Depression used to be the easiest state for me to reach, in fact I would go so far as to say that for most of my life it was my default state of being. There's an idea called depressive realism which suggests that those with a more accurate view of life are more prone to being depressed, and for a long time that was the truth of my life. I could see the facts that people forgot to include in the decisions that informed their actions and their lives, and I could see that most people prefer to block out uncomfortable thoughts rather than confront them. This led to me feeling alienated from pretty much everyone I came into contact with, and I felt surrounded by stupid people. But as the conspiracy theorist saying goes: "That's what they want you to think." When you focus on the differences, that will be all you see, when in truth the similarities are much more numerous. Feeling alienated from everyone, I allowed myself to escape the fact that I am also a stupid person. While I despised the habitual devotion to a system that destroys our souls while funnelling all profit to the lowest lifeforms on the planet, I was allowed to ignore the fact that I myself did nothing but go along with it.
On a lark, about a year ago, I decided to stop drinking coffee and see what happens. Within days, I could tell that I suddenly had more good days than bad. This apparently is related to the amount of water a human body has stored up. Too little, and your brain starts feeling like Eeyore. Turns out, anything you drink that's not water needs to be flushed from your system, and your body uses water to do it. Alcohol is the worst offender here. A hangover is nothing more than the effects of dehydration.
Fluoride is another can of worms you may not know about. It's a substance more toxic than lead, and it's been proven that consuming it in less than lethal doses makes people stupid. The history of fluoride, shortly, is that industrialists found a way to sell a useless by-product of aluminium mining–fluoride–to the government for a huge mark-up, by convincing the public through newspapers that it prevents tooth decay and is therefore good for you. Fluoride also causes bone damage and docility, but I'll leave the research to you, if you dare. I had assumed, very stupidly, that the damage had been done, that I would be a fluoridated zombie forever and that the best I could hope for is damage control. A few weeks ago, to see what would happen, I switched from (fluoride) toothpaste to salt. Turns out it's actually the abrasiveness of the paste that cleans, and that salt–being more abrasive–cleans better. Within about two days, motivation unlike I have ever known in my life began to manifest itself.
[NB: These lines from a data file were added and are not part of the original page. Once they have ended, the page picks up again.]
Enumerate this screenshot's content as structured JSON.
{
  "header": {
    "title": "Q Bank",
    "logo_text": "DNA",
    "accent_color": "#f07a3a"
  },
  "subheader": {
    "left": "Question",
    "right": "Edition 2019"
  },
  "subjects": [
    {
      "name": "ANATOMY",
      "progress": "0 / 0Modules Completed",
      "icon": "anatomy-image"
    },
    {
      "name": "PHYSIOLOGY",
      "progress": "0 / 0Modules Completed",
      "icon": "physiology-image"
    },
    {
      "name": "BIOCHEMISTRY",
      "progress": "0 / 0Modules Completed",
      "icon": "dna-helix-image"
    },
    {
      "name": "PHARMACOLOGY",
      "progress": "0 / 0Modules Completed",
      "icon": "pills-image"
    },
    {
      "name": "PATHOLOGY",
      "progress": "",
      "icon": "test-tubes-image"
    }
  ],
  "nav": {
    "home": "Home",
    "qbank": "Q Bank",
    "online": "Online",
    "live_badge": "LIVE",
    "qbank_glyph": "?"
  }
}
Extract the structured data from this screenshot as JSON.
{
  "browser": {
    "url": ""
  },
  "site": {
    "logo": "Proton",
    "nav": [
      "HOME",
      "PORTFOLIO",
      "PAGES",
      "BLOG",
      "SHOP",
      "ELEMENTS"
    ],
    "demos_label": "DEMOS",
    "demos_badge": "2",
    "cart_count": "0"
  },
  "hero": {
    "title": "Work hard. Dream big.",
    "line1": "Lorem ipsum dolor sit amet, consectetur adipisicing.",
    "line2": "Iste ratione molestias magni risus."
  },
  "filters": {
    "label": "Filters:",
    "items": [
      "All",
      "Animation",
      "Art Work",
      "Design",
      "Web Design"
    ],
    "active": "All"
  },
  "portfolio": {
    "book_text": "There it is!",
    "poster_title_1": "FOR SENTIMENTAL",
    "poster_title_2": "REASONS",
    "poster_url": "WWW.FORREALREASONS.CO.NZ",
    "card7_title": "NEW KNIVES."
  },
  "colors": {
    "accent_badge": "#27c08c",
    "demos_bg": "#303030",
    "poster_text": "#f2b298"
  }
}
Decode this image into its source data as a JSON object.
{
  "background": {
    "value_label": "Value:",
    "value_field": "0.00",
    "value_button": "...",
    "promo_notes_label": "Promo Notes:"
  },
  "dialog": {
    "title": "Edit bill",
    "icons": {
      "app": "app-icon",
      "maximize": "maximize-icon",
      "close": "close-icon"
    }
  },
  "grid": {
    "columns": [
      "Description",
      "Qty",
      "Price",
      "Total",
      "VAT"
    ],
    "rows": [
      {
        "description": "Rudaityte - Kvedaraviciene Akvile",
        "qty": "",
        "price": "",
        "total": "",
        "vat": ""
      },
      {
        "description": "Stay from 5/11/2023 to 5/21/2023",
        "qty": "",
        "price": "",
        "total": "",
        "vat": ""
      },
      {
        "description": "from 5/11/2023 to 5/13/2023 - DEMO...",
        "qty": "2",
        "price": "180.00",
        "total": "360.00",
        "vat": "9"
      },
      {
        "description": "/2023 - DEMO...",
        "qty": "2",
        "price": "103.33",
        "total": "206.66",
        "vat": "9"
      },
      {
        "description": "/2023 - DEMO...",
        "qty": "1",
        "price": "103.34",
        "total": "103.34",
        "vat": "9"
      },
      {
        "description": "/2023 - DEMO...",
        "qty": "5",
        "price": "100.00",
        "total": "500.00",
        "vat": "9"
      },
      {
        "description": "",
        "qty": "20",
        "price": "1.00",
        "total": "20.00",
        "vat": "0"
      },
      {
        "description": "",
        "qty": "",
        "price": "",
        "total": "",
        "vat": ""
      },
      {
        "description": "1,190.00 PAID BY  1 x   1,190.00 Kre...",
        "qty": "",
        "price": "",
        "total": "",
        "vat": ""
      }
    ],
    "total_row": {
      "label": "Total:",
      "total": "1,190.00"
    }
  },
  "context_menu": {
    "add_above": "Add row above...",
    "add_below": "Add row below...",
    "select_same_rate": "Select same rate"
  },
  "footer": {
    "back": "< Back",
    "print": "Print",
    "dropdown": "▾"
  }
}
It's difficult to tell whether this came directly from the decreased fluoride consumption or from the exercise I've started doing since, but it was an unexpected and very surprising effect. Now, instead of getting off work and indulging in some mental masturbation by watching a movie or playing something secreted from the anus of EA, I work on one of the many projects I've started in the last few years, something I could never find the motivation to do. It still amazes me, since my mind has done a complete 180, yet I can't really tell what's different.
One of the effects of our minds is that we can have all or most of the pieces, but we're generally not inclined to put them together. It's been difficult for me to tell where changes on a global level end and where personal changes begin. Since I found that once you change your mind you change the world, that line has blurred considerably. It would appear, though, that it has now become the time to build.